____ Data section

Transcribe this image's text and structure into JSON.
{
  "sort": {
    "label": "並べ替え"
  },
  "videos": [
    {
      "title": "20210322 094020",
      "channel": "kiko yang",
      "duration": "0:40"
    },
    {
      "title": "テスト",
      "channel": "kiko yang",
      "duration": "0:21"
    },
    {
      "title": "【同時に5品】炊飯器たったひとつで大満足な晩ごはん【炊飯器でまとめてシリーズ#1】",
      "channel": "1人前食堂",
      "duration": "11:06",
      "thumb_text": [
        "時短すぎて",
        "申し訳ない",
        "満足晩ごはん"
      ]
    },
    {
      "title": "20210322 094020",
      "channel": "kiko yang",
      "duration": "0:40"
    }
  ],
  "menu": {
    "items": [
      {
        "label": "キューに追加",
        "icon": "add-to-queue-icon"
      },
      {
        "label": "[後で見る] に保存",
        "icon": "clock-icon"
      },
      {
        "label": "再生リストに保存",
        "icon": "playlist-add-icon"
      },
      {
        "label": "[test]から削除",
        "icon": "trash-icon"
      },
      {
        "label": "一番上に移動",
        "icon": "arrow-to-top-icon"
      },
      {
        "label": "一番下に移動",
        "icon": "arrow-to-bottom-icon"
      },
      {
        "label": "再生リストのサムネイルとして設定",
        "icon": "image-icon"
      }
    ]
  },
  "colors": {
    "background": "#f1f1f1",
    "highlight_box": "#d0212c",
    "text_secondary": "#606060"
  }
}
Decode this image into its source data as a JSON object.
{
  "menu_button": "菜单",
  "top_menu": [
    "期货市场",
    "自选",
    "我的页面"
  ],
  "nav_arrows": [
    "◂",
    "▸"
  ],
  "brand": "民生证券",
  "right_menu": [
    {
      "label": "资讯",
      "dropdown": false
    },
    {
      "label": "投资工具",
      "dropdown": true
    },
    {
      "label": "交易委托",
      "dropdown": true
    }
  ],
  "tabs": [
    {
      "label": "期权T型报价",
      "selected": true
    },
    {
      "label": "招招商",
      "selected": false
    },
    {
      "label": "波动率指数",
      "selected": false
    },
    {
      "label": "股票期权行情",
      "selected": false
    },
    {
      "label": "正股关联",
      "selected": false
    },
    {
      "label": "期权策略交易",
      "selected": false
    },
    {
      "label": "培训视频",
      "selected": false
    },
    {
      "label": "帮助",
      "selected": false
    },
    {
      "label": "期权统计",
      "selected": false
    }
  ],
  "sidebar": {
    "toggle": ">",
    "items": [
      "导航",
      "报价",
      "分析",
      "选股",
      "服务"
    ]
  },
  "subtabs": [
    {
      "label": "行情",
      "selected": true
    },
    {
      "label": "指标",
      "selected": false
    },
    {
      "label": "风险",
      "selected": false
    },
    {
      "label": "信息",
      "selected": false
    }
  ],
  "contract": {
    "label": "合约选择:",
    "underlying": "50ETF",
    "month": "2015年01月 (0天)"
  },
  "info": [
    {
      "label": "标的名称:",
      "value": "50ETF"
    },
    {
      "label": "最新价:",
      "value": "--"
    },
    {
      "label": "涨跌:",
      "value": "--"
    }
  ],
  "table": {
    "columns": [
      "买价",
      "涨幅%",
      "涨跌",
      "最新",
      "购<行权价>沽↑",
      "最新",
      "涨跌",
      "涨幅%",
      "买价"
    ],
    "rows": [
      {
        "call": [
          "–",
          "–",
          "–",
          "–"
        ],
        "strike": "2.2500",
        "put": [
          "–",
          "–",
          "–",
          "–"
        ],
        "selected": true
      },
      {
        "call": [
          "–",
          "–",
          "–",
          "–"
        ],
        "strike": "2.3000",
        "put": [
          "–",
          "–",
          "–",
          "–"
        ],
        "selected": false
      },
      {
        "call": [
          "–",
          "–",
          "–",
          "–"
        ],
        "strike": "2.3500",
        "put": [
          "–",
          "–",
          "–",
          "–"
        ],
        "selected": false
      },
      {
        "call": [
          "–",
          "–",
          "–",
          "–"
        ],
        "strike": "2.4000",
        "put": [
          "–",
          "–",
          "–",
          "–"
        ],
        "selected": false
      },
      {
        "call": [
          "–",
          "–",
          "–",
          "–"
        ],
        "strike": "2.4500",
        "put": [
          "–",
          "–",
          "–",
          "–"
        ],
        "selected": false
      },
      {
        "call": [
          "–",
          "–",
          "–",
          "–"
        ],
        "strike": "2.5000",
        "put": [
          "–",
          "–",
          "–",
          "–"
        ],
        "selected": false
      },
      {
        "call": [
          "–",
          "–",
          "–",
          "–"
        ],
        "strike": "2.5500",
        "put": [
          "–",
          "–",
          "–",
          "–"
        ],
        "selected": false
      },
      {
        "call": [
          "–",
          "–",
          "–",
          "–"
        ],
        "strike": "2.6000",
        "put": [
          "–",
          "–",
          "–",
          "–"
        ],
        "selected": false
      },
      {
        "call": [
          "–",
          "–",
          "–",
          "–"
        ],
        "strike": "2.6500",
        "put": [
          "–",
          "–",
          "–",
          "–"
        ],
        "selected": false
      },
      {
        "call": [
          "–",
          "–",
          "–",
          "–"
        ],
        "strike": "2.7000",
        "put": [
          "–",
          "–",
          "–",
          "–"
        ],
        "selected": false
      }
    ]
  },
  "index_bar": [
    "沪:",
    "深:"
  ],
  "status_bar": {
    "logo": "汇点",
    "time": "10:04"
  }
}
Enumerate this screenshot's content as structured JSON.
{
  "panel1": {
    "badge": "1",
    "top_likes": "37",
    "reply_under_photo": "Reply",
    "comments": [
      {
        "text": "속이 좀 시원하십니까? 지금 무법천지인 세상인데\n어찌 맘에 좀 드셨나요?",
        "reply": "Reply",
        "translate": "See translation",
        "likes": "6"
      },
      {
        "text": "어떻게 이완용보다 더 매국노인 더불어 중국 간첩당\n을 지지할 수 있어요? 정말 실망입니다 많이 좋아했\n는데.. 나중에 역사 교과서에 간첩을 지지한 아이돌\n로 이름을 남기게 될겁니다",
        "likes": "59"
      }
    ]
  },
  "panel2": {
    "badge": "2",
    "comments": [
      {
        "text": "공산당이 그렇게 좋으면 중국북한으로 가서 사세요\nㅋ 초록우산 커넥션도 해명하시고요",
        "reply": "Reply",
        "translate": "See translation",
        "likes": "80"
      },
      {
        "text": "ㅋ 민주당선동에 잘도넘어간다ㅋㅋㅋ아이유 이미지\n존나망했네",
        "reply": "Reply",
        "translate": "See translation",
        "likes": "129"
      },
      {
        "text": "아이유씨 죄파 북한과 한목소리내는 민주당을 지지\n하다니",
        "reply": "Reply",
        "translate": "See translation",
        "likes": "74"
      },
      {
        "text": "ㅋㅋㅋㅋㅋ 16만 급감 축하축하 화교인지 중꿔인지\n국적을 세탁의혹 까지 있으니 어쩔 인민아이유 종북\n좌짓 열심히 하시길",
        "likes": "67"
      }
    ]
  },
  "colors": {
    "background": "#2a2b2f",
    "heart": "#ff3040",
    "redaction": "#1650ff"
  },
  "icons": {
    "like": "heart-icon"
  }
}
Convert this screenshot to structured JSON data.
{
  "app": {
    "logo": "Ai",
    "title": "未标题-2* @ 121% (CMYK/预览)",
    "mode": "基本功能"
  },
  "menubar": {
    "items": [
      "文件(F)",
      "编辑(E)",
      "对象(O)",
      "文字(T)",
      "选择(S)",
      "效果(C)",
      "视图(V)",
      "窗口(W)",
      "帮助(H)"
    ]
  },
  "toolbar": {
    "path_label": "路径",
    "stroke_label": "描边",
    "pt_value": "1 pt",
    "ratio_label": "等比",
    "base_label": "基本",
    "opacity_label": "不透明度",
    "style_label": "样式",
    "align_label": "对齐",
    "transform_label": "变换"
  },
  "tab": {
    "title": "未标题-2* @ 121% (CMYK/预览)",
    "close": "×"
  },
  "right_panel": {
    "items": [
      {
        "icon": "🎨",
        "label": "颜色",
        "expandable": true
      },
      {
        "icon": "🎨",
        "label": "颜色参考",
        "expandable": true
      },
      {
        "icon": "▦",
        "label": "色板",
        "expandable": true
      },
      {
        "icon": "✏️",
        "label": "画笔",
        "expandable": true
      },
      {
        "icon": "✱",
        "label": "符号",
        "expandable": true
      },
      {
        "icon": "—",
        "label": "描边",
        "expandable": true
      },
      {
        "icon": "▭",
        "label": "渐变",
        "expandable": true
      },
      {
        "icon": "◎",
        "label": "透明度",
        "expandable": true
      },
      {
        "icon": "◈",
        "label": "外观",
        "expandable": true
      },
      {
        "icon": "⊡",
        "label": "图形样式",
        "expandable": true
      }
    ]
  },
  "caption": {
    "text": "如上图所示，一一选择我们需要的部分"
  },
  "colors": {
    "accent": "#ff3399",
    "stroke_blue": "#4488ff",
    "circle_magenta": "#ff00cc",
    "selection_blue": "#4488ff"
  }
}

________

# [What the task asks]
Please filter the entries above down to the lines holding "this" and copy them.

# [Response to the task]
Transcribe this image's text and structure into JSON.
Decode this image into its source data as a JSON object.
Enumerate this screenshot's content as structured JSON.
Convert this screenshot to structured JSON data.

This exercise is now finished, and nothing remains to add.